Copy out the data below. Leave nothing out and alter nothing.
----- Data listing
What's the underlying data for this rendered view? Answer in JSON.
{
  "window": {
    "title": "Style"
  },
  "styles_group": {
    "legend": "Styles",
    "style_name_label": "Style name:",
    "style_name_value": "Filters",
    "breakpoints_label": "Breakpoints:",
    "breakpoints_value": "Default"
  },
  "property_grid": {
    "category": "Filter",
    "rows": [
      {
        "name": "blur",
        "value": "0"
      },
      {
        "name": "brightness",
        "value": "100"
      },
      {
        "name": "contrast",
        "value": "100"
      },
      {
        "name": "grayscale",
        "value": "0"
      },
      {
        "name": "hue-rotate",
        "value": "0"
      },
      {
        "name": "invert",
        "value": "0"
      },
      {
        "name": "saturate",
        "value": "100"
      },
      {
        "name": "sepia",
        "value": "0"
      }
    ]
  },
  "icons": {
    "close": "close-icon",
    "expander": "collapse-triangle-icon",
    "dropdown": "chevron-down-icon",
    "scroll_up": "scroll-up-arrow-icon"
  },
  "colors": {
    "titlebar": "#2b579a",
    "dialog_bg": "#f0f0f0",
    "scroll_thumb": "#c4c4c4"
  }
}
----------
§ Result below
What's the underlying data for this rendered view? Answer in JSON.
{
  "window": {
    "title": "Style"
  },
  "styles_group": {
    "legend": "Styles",
    "style_name_label": "Style name:",
    "style_name_value": "Filters",
    "breakpoints_label": "Breakpoints:",
    "breakpoints_value": "Default"
  },
  "property_grid": {
    "category": "Filter",
    "rows": [
      {
        "name": "blur",
        "value": "0"
      },
      {
        "name": "brightness",
        "value": "100"
      },
      {
        "name": "contrast",
        "value": "100"
      },
      {
        "name": "grayscale",
        "value": "0"
      },
      {
        "name": "hue-rotate",
        "value": "0"
      },
      {
        "name": "invert",
        "value": "0"
      },
      {
        "name": "saturate",
        "value": "100"
      },
      {
        "name": "sepia",
        "value": "0"
      }
    ]
  },
  "icons": {
    "close": "close-icon",
    "expander": "collapse-triangle-icon",
    "dropdown": "chevron-down-icon",
    "scroll_up": "scroll-up-arrow-icon"
  },
  "colors": {
    "titlebar": "#2b579a",
    "dialog_bg": "#f0f0f0",
    "scroll_thumb": "#c4c4c4"
  }
}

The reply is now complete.